Printer needn't spit out specs

March 19, 2006|By JAMES COATES - Chicago Tribune

Q. I hope that you can help me fix a problem with my printer spitting out an extra page every time I print a document using Microsoft Word 2003.

Every time I print a document only in Word 2003, I get a second sheet of what I call a sheet of specs. Here is an example:

Filename: ComCom Memo 02-07-06 letterhead.doc

Directory: C:

Documents and Settings

My Computer

My Documents

Template: C:

Documents and Settings

My Computer






Title: Bill Williams


Author: William G. Williams

I have followed all of the advice I have been given by the experts, and it's all been to no avail. This is causing me to use excessive amounts of paper. I really need help as soon as possible.

- Bill Williams via e-mail

A. Those "specs" getting printed on a separate page every time you order Microsoft Word to print a document are known as the "document properties" at Microsoft and your problem is quite simple to solve. There are settings under Page Setup, which is under the File tool in the Word command bar, that include a command to print a properties sheet each time a document is sent to the printer.

Fixing this is easier by far than was explaining your problem to the four of us you have asked for help. Click on Tools in Word's command bar and scroll down to Options. When the Options menu pops up, click on the tab for Print.

There you will find a heading called "Include with Document." Below that is a check box for document properties. Remove the check, and our nation's forests will be a tad safer and your problem of always getting an unwanted page will disappear.

Q. I can no longer back up my Quicken files on my old 3 1/2-inch floppy disk because the program needs more disk space than a floppy has. Also, my Zip drive is no longer available on my new Windows XP computer. Furthermore, I have been unable to back up my Quicken files to a CD because I cannot find a "Burn" command. I have tried several programs that are supposed to make this CD-burning procedure easy, without success. I have even tried to get help in the Microsoft book "Microsoft Windows XP Edition 2" under "Step by Step," Page 101. I get the message "Put disk in drive" (it is already in the drive).

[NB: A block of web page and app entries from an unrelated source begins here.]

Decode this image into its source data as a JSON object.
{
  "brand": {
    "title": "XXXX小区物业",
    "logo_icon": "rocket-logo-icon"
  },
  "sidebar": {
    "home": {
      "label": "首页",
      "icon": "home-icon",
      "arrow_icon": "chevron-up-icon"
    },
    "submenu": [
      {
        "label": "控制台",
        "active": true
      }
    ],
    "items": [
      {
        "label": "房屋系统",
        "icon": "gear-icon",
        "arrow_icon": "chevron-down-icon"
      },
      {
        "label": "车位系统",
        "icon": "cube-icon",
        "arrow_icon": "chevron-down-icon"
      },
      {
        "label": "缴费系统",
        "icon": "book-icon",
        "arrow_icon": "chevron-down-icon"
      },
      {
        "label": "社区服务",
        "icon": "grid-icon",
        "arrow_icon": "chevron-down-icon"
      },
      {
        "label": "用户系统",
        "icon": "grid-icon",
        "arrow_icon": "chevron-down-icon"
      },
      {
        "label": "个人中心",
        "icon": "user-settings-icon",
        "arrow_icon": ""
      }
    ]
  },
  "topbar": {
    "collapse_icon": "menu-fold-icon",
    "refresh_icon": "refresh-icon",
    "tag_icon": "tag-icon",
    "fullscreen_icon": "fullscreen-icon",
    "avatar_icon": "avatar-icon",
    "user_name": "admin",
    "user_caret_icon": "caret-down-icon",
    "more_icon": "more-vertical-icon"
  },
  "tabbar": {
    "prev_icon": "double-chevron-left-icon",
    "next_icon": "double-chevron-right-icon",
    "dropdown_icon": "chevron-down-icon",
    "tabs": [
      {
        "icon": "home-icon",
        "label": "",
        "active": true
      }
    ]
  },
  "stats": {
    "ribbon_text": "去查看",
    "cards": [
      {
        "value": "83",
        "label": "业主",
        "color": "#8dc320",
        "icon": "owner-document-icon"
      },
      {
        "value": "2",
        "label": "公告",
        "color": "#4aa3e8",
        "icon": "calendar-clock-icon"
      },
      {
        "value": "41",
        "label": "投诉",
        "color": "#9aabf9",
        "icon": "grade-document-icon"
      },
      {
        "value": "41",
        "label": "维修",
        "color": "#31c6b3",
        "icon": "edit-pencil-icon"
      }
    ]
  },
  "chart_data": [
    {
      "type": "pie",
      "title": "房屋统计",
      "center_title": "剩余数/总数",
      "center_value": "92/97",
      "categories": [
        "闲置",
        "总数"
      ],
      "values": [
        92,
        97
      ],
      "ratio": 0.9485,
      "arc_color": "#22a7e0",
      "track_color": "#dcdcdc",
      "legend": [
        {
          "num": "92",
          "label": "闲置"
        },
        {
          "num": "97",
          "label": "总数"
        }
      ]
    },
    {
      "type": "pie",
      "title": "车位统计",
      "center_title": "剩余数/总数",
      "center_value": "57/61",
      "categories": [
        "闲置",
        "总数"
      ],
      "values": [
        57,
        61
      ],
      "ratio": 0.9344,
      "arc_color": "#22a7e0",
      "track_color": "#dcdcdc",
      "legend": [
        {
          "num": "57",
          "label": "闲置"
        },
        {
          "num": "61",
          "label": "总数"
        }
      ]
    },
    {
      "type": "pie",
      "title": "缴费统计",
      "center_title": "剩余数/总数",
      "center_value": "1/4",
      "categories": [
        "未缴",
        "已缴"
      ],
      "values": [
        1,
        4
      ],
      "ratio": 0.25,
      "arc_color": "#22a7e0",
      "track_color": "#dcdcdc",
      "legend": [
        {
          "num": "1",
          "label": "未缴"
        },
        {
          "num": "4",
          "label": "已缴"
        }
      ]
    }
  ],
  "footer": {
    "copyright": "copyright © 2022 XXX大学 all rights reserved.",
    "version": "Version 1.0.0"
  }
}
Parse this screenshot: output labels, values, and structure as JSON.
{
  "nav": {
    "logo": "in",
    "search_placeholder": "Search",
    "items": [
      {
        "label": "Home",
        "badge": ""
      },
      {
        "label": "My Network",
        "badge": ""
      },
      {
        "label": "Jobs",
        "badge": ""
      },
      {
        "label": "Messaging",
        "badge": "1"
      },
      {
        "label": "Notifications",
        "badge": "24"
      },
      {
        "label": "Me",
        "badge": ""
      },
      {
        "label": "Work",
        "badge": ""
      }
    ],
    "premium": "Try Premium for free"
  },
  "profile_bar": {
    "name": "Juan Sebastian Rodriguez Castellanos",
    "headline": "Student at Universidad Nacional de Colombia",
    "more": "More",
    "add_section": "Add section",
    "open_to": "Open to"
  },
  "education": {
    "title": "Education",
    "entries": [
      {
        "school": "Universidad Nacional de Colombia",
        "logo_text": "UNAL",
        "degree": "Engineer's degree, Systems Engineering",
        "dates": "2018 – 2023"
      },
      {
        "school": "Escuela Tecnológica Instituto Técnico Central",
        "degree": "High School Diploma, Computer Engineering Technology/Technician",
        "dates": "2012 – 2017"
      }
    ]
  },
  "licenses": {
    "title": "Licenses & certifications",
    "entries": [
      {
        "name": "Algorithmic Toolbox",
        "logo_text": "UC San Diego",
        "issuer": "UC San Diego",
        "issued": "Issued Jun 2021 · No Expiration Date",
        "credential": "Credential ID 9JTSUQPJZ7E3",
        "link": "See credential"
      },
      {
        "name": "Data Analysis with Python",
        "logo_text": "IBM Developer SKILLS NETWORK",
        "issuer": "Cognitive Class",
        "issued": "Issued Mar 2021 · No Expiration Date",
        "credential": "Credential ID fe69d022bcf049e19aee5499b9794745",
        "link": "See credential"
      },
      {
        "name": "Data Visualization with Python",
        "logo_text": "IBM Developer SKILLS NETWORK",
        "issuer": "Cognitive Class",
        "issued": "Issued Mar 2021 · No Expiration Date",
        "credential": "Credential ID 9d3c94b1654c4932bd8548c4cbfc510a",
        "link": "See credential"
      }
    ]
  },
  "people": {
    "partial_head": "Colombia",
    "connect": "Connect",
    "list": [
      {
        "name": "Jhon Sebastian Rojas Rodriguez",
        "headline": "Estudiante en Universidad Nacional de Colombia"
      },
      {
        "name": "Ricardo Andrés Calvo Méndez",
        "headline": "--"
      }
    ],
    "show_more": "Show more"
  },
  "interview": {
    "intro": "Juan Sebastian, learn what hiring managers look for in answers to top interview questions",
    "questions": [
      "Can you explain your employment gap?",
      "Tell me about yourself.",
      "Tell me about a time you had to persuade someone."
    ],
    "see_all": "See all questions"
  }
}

- Bill Williams,

Basking Ridge, NJ

A. I've got to explain why out of all of my e-mail I decided to answer two questions from a guy named Bill Williams. It's partly because the Quicken question is timely. However, I also finished answering the two questions before I noticed that the notes were from the same guy using different versions of his name and address.

Dealing with backups of Quicken files vexes a lot of people doing their taxes this time of year. Your computer is either telling you that you are trying to use a faulty CD or that your CD drive is defective. It's a far better idea to buy an inexpensive thumb drive that plugs into a USB port and use it to store those Quicken files containing your entire financial portfolio. We'd all be advised to get one of these inexpensive devices, use it to store our important information, and put it somewhere safe.

Do this and you won't need to worry about whether your computer can or cannot work with CDs or floppies or aging Zip drives. Thumb drives are gadgets about the size and shape of a pack of gum that include a USB connector and a memory card. A 16-megabyte one costs about $20.

You plug the thing into the USB port on that new Windows XP machine, and its icon will appear in the My Computer folder. Drag and drop your Quicken data files onto that icon, and the backup is done on a rugged piece of equipment that works with all new computers. These small drives are more reliable than CDs, which are prone to failure from scratches on the surface, warping or just confusing software, as you are experiencing right now.

Contact Jim Coates via e-mail at or via mail at the Chicago Tribune, Room 400, 435 N. Michigan Ave., Chicago IL 60611. Questions can be answered only through this column.

The Herald-Mail Articles